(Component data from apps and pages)

Start of Block

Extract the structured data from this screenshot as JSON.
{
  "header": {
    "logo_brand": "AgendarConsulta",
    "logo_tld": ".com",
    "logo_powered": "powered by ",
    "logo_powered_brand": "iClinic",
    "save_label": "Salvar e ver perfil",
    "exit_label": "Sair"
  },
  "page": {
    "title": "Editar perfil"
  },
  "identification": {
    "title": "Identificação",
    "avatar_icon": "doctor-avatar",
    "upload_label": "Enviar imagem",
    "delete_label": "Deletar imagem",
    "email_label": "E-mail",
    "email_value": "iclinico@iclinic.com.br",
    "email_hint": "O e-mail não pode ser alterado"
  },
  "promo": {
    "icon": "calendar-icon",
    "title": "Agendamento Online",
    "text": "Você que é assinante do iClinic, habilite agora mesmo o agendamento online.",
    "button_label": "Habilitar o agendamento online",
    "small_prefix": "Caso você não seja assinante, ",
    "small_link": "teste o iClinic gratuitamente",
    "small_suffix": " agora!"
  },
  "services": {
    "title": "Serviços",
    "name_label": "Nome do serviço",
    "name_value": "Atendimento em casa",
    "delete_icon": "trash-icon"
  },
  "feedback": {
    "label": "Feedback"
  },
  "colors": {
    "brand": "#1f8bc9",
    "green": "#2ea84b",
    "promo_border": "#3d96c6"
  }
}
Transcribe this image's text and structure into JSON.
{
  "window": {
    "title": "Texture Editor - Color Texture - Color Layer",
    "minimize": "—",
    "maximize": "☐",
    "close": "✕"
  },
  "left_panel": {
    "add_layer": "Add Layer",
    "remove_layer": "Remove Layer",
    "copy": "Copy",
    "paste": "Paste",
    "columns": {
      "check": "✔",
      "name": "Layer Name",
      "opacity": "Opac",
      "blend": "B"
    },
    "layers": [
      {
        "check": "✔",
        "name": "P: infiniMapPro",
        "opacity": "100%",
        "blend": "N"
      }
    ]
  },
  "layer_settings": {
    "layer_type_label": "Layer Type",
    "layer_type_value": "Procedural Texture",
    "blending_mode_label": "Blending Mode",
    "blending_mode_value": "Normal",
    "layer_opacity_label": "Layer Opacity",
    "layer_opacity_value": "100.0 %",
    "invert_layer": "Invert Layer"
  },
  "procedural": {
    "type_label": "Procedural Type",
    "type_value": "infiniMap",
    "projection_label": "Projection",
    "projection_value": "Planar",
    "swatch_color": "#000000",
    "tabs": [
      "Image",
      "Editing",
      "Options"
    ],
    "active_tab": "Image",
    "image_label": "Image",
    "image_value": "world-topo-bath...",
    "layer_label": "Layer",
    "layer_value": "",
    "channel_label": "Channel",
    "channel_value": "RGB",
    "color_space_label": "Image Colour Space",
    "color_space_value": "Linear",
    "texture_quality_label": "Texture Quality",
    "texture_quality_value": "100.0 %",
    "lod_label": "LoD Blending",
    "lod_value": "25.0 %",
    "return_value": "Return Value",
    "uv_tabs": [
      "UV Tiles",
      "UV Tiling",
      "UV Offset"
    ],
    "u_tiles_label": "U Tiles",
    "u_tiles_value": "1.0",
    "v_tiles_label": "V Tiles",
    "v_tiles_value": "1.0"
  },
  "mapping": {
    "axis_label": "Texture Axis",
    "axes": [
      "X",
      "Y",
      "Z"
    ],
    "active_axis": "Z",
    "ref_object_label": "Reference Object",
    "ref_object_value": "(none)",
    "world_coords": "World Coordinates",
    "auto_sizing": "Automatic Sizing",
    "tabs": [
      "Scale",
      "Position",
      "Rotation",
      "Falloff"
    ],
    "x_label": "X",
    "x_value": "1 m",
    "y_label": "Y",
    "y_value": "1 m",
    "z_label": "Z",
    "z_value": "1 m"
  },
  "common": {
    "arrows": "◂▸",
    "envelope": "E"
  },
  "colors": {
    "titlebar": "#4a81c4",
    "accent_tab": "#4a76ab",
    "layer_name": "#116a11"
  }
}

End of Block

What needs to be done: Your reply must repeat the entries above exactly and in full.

Reply:
Extract the structured data from this screenshot as JSON.
{
  "header": {
    "logo_brand": "AgendarConsulta",
    "logo_tld": ".com",
    "logo_powered": "powered by ",
    "logo_powered_brand": "iClinic",
    "save_label": "Salvar e ver perfil",
    "exit_label": "Sair"
  },
  "page": {
    "title": "Editar perfil"
  },
  "identification": {
    "title": "Identificação",
    "avatar_icon": "doctor-avatar",
    "upload_label": "Enviar imagem",
    "delete_label": "Deletar imagem",
    "email_label": "E-mail",
    "email_value": "iclinico@iclinic.com.br",
    "email_hint": "O e-mail não pode ser alterado"
  },
  "promo": {
    "icon": "calendar-icon",
    "title": "Agendamento Online",
    "text": "Você que é assinante do iClinic, habilite agora mesmo o agendamento online.",
    "button_label": "Habilitar o agendamento online",
    "small_prefix": "Caso você não seja assinante, ",
    "small_link": "teste o iClinic gratuitamente",
    "small_suffix": " agora!"
  },
  "services": {
    "title": "Serviços",
    "name_label": "Nome do serviço",
    "name_value": "Atendimento em casa",
    "delete_icon": "trash-icon"
  },
  "feedback": {
    "label": "Feedback"
  },
  "colors": {
    "brand": "#1f8bc9",
    "green": "#2ea84b",
    "promo_border": "#3d96c6"
  }
}
Transcribe this image's text and structure into JSON.
{
  "window": {
    "title": "Texture Editor - Color Texture - Color Layer",
    "minimize": "—",
    "maximize": "☐",
    "close": "✕"
  },
  "left_panel": {
    "add_layer": "Add Layer",
    "remove_layer": "Remove Layer",
    "copy": "Copy",
    "paste": "Paste",
    "columns": {
      "check": "✔",
      "name": "Layer Name",
      "opacity": "Opac",
      "blend": "B"
    },
    "layers": [
      {
        "check": "✔",
        "name": "P: infiniMapPro",
        "opacity": "100%",
        "blend": "N"
      }
    ]
  },
  "layer_settings": {
    "layer_type_label": "Layer Type",
    "layer_type_value": "Procedural Texture",
    "blending_mode_label": "Blending Mode",
    "blending_mode_value": "Normal",
    "layer_opacity_label": "Layer Opacity",
    "layer_opacity_value": "100.0 %",
    "invert_layer": "Invert Layer"
  },
  "procedural": {
    "type_label": "Procedural Type",
    "type_value": "infiniMap",
    "projection_label": "Projection",
    "projection_value": "Planar",
    "swatch_color": "#000000",
    "tabs": [
      "Image",
      "Editing",
      "Options"
    ],
    "active_tab": "Image",
    "image_label": "Image",
    "image_value": "world-topo-bath...",
    "layer_label": "Layer",
    "layer_value": "",
    "channel_label": "Channel",
    "channel_value": "RGB",
    "color_space_label": "Image Colour Space",
    "color_space_value": "Linear",
    "texture_quality_label": "Texture Quality",
    "texture_quality_value": "100.0 %",
    "lod_label": "LoD Blending",
    "lod_value": "25.0 %",
    "return_value": "Return Value",
    "uv_tabs": [
      "UV Tiles",
      "UV Tiling",
      "UV Offset"
    ],
    "u_tiles_label": "U Tiles",
    "u_tiles_value": "1.0",
    "v_tiles_label": "V Tiles",
    "v_tiles_value": "1.0"
  },
  "mapping": {
    "axis_label": "Texture Axis",
    "axes": [
      "X",
      "Y",
      "Z"
    ],
    "active_axis": "Z",
    "ref_object_label": "Reference Object",
    "ref_object_value": "(none)",
    "world_coords": "World Coordinates",
    "auto_sizing": "Automatic Sizing",
    "tabs": [
      "Scale",
      "Position",
      "Rotation",
      "Falloff"
    ],
    "x_label": "X",
    "x_value": "1 m",
    "y_label": "Y",
    "y_value": "1 m",
    "z_label": "Z",
    "z_value": "1 m"
  },
  "common": {
    "arrows": "◂▸",
    "envelope": "E"
  },
  "colors": {
    "titlebar": "#4a81c4",
    "accent_tab": "#4a76ab",
    "layer_name": "#116a11"
  }
}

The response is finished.